As I said before, impala may be common, but they are still very cute!
Verreaux Eagle Owl
The sun was getting low by this stage and time was getting on. We had to be out of the park by sunset, so we started to make our way towards the exit gates, stopping to photograph various game and birds along the way.
African Fish Eagle
This male juvenile lion sleeping on the river bed was our first lion on this trip, so we were quite excited to see him. That makes all three big cats in one day / park. Not bad!
Mongooses are commonly terrestrial and many are active during the day, feeding mainly on insects, crabs, earthworms, lizards, snakes, birds, and rodents. The mongoose emits a high-pitched noise, commonly known as giggling, during courtship and mating. They are related to hyenas, civets and cats. The plural of mongoose is mongooses, not mongeese.
A member of the pig family, the warthog is a curious-looking animal, with its teeth forming two sets of curved tusks on the side of the head. A tusk will curve 90° or more from the root, and will not lie flat on a table, as it curves somewhat backwards as it grows. The tusks are used for digging, for combat with other hogs, and in defence against predators – the lower set can inflict severe wounds.
Warthog ivory is taken from the constantly growing canine teeth. The tusks, more often the upper set, are worked much in the way of elephant tusks with all designs scaled down. Tusks are carved predominantly for the tourist trade in East and Southern Africa.
One of the greatest problems with travelling to Tanzania during the dry season, is the dust. The sand on the tracks is swirled up by cars and animals, and gets into everything. On previous visits I have suffered badly with sinus infections, so this time we decided to actually take preventative measures and protect ourselves from the effect on inhaling the dust.
It may not be the latest fashion, but it works!
As Dickson was rushing to get out of the gate before sunset, I was trying to stand up in the vehicle photographing the same sunset while travelling at great speed on uneven roads.
We made it out of the park in time, and continued to our tented camp for the night, the Maramboi.
Maramboi Tented Camp
This camp is situated in a rather unusual spot to the south-east of Lake Manyara, just across the main road from Tarangire in a 25,000 hectares private concession for conservation run entirely by the local Maasai Community. The views from the property are one of the big features, looking out to the Rift Escarpment and lake Manyara. Unfortunately, it was already pretty dark when we arrived, so we could see very little of the famed view.

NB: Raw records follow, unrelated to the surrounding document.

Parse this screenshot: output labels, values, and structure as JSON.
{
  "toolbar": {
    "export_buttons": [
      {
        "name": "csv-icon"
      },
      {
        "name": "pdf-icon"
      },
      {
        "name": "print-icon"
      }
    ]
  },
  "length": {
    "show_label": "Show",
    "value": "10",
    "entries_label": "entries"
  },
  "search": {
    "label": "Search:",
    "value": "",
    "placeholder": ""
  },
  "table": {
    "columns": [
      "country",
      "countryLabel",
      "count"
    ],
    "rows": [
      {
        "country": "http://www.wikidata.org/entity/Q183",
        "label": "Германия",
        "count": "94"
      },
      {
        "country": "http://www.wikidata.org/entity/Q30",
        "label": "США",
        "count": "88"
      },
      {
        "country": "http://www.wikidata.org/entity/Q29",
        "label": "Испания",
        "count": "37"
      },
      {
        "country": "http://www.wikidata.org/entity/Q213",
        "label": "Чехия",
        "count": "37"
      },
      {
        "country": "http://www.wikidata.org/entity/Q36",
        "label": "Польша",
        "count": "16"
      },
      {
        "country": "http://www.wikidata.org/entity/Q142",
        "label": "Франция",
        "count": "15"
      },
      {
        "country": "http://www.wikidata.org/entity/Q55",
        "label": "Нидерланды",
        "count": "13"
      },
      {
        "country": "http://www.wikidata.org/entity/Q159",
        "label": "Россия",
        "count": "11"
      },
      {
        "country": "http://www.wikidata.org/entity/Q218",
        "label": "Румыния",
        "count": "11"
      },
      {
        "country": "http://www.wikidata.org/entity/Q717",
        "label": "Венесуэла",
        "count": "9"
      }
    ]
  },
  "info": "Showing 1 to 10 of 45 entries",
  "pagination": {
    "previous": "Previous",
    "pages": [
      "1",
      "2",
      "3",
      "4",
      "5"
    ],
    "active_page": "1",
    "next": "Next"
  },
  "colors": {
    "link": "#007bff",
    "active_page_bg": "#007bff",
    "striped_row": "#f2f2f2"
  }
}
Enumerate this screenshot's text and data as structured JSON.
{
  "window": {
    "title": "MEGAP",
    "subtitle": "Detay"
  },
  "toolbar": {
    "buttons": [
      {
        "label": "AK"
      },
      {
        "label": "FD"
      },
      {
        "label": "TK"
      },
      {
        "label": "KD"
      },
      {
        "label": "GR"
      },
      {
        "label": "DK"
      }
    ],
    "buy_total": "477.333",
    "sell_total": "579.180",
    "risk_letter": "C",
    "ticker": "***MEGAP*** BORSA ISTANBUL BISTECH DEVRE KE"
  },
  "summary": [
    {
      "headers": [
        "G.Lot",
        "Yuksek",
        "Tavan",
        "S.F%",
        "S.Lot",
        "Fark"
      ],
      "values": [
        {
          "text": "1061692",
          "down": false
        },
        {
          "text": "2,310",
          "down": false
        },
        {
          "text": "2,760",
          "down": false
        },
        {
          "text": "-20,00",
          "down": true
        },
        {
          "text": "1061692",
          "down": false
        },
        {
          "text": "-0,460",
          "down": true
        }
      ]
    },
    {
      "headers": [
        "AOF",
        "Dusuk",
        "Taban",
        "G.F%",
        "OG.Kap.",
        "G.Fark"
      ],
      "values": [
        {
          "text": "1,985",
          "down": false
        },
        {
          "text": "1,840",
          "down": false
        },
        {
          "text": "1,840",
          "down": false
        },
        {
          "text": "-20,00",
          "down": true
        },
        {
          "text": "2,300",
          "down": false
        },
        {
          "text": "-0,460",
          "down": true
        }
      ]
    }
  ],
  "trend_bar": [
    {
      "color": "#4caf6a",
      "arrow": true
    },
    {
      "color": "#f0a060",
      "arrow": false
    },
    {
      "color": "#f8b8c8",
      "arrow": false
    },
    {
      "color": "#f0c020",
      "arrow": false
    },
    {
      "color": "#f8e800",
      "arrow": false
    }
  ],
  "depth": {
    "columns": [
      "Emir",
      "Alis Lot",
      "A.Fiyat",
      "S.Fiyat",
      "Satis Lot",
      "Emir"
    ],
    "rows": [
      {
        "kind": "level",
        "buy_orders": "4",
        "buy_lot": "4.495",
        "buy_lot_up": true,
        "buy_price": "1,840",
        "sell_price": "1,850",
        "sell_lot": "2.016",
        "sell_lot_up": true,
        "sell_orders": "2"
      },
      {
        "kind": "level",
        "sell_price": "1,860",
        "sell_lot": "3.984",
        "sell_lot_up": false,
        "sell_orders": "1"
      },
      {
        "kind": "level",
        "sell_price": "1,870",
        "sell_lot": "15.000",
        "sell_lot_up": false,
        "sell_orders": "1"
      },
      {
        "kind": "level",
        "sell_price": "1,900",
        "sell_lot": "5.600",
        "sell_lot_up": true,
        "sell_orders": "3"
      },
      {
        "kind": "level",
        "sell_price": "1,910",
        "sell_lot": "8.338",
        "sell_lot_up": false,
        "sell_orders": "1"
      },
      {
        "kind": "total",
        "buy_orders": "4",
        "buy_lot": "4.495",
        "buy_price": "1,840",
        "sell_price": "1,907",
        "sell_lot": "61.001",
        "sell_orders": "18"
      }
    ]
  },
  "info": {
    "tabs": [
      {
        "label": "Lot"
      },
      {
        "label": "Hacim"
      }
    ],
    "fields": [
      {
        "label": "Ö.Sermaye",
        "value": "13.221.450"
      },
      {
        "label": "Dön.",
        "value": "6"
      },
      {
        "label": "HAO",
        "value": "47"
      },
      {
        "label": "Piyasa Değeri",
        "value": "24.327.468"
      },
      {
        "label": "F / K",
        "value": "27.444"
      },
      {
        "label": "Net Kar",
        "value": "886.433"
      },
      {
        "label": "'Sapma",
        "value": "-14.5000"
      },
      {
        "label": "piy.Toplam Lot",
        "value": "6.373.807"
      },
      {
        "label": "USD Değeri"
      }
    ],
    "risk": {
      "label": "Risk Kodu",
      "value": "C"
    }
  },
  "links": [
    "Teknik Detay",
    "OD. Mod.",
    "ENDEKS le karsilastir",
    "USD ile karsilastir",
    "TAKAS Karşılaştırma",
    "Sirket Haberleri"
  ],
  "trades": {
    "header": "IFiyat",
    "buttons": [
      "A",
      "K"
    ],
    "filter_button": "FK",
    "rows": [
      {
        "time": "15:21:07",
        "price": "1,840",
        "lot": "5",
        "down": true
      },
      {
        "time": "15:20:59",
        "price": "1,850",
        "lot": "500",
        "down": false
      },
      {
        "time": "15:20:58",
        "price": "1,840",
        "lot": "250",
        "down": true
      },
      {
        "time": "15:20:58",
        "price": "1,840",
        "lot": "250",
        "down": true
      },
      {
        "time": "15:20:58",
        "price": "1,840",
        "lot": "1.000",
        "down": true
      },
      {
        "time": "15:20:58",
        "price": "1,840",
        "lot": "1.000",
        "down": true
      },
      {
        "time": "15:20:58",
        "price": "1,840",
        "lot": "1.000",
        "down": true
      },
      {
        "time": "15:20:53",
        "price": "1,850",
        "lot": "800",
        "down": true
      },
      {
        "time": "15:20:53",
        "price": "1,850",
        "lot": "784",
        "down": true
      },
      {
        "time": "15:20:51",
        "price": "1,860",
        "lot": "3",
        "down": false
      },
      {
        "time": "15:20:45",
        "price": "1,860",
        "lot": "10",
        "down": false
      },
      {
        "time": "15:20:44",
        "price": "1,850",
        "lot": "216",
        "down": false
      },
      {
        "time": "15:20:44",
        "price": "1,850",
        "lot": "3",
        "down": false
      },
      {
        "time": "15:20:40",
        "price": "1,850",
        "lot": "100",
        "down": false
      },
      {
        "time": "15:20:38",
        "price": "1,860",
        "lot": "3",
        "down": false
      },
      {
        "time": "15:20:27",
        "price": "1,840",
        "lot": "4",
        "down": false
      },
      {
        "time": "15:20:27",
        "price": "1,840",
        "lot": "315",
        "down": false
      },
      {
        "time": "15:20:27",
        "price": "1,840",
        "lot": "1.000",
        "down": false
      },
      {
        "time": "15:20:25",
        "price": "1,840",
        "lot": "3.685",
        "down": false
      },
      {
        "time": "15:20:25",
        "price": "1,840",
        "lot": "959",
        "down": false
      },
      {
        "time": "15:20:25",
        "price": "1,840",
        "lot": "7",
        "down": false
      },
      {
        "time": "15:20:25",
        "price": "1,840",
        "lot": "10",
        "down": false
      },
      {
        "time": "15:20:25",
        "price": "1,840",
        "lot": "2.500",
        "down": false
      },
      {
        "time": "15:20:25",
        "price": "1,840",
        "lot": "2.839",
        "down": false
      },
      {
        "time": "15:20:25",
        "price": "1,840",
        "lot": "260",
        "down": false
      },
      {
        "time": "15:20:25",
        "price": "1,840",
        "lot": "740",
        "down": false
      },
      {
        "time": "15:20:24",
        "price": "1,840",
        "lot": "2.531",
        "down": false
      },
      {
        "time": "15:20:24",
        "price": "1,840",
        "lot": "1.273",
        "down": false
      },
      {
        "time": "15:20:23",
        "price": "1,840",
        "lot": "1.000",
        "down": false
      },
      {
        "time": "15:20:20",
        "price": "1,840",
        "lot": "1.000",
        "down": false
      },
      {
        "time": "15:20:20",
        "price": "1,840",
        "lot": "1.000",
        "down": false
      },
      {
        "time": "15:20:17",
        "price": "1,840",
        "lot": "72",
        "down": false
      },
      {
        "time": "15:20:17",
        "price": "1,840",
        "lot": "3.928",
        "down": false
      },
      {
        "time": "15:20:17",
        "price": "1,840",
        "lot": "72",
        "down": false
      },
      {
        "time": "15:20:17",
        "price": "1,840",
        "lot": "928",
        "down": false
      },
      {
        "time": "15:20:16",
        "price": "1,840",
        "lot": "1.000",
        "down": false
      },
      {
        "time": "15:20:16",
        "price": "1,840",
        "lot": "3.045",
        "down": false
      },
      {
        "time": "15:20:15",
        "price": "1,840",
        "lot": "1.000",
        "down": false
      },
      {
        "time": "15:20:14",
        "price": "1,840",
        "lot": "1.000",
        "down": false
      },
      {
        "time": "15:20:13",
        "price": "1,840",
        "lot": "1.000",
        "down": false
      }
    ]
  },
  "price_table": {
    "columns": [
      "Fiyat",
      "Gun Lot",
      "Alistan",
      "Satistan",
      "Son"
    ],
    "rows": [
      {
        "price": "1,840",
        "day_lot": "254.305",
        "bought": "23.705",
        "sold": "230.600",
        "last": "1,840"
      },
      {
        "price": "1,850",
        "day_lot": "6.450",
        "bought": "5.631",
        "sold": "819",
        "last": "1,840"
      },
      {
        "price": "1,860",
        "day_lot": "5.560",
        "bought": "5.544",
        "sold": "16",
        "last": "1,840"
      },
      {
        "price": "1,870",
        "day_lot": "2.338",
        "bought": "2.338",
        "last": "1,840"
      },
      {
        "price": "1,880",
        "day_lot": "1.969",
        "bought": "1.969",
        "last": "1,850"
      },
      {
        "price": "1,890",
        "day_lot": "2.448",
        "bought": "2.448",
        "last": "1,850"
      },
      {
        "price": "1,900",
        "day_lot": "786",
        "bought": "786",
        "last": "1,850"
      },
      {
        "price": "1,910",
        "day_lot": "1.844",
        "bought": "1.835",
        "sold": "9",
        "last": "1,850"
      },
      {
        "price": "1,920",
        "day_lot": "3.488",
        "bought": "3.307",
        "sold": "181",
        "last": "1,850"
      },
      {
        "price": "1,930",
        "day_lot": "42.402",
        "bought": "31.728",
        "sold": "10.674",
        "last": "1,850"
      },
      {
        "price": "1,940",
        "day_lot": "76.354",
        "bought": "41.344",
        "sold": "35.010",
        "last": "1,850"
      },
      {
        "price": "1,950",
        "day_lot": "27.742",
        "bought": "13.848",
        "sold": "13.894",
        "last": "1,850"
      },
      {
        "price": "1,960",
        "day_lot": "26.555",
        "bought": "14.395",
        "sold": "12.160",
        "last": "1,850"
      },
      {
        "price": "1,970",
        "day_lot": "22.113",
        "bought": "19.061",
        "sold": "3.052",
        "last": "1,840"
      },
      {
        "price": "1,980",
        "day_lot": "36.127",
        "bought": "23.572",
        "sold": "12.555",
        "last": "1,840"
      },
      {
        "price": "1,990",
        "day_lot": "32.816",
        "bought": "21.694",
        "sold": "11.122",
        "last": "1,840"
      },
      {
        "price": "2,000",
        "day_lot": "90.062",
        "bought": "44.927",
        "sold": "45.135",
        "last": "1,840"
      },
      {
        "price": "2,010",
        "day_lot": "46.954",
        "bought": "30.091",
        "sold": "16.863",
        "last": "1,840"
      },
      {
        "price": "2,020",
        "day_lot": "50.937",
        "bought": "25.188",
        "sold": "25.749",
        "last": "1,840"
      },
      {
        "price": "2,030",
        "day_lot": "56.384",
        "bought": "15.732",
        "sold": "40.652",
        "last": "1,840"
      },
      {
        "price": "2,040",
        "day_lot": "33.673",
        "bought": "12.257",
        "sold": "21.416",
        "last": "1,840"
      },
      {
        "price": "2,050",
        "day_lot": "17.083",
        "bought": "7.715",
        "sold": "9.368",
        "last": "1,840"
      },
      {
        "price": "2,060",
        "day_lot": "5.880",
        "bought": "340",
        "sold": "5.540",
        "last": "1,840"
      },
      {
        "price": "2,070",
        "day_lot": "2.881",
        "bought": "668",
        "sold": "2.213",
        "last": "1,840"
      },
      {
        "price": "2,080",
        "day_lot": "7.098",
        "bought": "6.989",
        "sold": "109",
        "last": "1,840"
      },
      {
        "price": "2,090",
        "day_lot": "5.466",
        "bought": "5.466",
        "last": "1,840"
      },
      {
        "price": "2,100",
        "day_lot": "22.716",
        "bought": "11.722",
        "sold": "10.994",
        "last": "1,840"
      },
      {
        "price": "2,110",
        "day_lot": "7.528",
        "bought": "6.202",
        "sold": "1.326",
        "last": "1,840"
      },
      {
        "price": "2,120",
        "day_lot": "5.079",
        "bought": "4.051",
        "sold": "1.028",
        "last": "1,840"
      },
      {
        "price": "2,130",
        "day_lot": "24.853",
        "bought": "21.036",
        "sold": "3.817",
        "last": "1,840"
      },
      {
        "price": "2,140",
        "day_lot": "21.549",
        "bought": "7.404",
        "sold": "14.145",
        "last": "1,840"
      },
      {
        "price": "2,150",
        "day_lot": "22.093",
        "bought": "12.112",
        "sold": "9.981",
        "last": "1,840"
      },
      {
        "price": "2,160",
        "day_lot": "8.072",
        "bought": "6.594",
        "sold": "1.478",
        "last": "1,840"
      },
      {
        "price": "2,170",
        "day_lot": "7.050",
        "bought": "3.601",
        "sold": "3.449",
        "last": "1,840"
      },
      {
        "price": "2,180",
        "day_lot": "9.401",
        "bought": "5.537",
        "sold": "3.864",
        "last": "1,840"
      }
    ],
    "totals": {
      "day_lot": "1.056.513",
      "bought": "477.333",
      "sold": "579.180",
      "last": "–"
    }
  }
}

It seemed to make sense to go straight to dinner as soon as we arrived (after the obligatory briefing), as it was already gone 19:00 by this time. The dining area – a large deck overlooking the grounds – was very dark, with only small candles on each table lighting the place. The food was good, and Dickson was telling us all about his family and his wedding – he was just starting to hang out with his then girlfriend (now wife) when we last met him. Now he has a young son. After eating, we retired to bed almost immediately, getting the guards to take our luggage and lead the way. You are not permitted to go outside on your own at night – if you want to leave your room, you need to call for someone to escort you. We seem to have the room (tent) furthest away from the main reception / restaurant area, right at the edge of the property.
The rooms are large permanent tents on a wooden platform and it is all very comfortable, luxurious even, with A/C 24/7, hair drier and safe in the room, charger sockets and electricity.
We have a drink on the balcony, watching the bats flying around, before going to bed.
Thank you to Calabash Adventures for arranging our safari.